How to Handle Pushy Social Partners

Sometimes pushy social partners can be too much!

Cross blogging is a wonderfully advantageous tool for small business owners. Not only is it free, but it keeps your blog diverse, and introduces your brand to new audiences. Even more advantageous is the mutual understanding of sharing each other’s articles and products on different social outlets. Just having someone you can count on to consistently give a shout out to your company is nice. It shows your audience that you’re popular in the community.

However, when you have over 10 social partnerships going at once, you’re bound to get some pushy partners in the mix. People who have a very specific idea of how the partnership should be approached, and tend to lash out when things don’t go according to plan.

Here’s how to handle troublesome social partners:

You don’t need to accept every proposition.

If it’s public knowledge that your blog accepts guest posts, you have the potential to get a crazy amount of article proposals in your inbox. Although you’re likely to get a lot of really great, well-thought-out articles that follow all of your blogging guidelines, you’re also going to get some pretty bad pieces of writing. I cannot emphasize enough: you do not have to accept every single submission. You don’t want poorly written articles on your blog and you don’t want to waste a large amount of time editing a piece that’s too far gone. You want your blog to be a reputable place for readers to gain information, and you don’t want to distribute your time to unnecessary extra work. It’s not your job to teach someone how to write.

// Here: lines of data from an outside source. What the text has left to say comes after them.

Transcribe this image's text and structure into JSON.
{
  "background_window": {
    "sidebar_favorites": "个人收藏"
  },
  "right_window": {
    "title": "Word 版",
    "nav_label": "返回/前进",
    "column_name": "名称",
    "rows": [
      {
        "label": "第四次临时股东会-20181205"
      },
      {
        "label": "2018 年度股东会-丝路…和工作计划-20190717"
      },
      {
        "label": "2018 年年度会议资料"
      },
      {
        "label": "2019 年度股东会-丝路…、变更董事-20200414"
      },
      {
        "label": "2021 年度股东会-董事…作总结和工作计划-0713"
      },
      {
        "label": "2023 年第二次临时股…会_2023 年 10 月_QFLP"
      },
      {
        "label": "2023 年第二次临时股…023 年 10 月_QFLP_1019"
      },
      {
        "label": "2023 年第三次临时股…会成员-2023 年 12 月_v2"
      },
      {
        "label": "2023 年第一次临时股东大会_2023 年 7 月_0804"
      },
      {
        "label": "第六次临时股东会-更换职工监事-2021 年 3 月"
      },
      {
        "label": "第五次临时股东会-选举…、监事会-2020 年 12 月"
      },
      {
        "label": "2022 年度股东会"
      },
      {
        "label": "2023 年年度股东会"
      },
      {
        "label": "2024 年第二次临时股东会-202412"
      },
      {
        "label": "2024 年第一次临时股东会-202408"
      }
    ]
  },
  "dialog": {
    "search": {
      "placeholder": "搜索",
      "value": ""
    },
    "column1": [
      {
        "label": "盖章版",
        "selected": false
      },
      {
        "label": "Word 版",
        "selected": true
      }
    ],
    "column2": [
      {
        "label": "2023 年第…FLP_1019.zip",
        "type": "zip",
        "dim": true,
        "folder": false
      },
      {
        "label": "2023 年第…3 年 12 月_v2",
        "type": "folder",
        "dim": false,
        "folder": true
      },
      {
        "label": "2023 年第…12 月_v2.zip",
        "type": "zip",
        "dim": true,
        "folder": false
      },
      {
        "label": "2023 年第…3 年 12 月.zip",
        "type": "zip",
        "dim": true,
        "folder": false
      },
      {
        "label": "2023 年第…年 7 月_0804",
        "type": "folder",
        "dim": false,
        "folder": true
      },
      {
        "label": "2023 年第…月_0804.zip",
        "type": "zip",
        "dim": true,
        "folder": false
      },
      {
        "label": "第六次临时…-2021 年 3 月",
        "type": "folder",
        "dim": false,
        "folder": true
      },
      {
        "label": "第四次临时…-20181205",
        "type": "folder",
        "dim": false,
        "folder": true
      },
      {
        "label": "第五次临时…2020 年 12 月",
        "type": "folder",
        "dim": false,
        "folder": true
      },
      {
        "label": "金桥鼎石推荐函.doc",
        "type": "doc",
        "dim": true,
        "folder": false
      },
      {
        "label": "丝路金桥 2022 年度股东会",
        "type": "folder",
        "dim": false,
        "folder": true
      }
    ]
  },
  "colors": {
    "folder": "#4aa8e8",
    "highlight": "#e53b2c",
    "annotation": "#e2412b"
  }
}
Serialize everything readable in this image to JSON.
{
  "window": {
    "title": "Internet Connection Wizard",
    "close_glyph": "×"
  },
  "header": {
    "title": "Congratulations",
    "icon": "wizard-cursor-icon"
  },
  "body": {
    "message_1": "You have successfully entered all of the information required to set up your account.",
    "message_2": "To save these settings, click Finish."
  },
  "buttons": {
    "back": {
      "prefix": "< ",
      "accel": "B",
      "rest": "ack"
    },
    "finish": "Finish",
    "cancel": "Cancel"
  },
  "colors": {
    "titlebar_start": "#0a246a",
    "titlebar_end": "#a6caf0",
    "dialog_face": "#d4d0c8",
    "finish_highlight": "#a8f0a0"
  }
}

Keep a separate folder.

If you’re like me, you get hundreds of emails a day. Keeping a separate email folder for social partners has proven to be very useful. Even if you don’t have time to read through emails as you get them, make a point to put them in the right place. That way, when you do have time to go back and tend to them later, you’re not digging through your emails trying to pick out your guest posters and social posters.

Set aside a certain time to deal with partners.

Personally, I like to set aside a chunk of time to deal solely with guest posters and social partners. Depending on your load, this could mean once a day or once a week. To edit and post as you go will only amount to you never getting any other work done. Unless it’s someone’s job to specifically edit your blog and interact with social partners, it’s just not feasible to take things as they come. Either begin or end your day with editing and posting, or designate one day a week to tackle everything head-on.

Previous Article

Using SIC Codes to Find Business Lists

Next Article

Virtual Assistant: A startup's answer

Related Posts
supply chain
Read More

How to Keep Vendors and Clients Happy During Supply Chain Hiccups

Supply chain breakdowns are happening due to global disruptions, rising costs and increased consumer expectations. Businesses can't always stop supply chain hiccups, but they can learn from them and limit their impact on vendors and clients. How a business responds to a supply chain issue can have far-flung effects. A company that is proactive and...
Read More

How to Support Employee Mental Health and Avoid Startup Burnout

When it comes to finding the right job — and staying there — candidates are looking for a lot, especially in a virtual setting. Gone are the days where foosball tables and free snacks constituted benefits. Of course, we still love them, but there has to be more that matters. People are primarily looking to...
Read More

The Role of a Recruiter and HR in Small Business

You’ve launched your business and it’s humming along. Like most entrepreneurs, you wear plenty of hats, including chief human resources (HR) and recruitment officer. Here’s the problem, though: You can’t handle all your employee-related responsibilities forever. If you do, you could find yourself in trouble. The issue isn’t just that you’re going to spread yourself...
press release
Read More

How to Write a Press Release Editors Won’t Toss

You think your company news is a big deal but will an editor feel the same way?  Getting your press release published for free online in a newspaper or other media isn’t a sure thing. The decision to print or delete business news often pivots on the value placed on it by an editor or...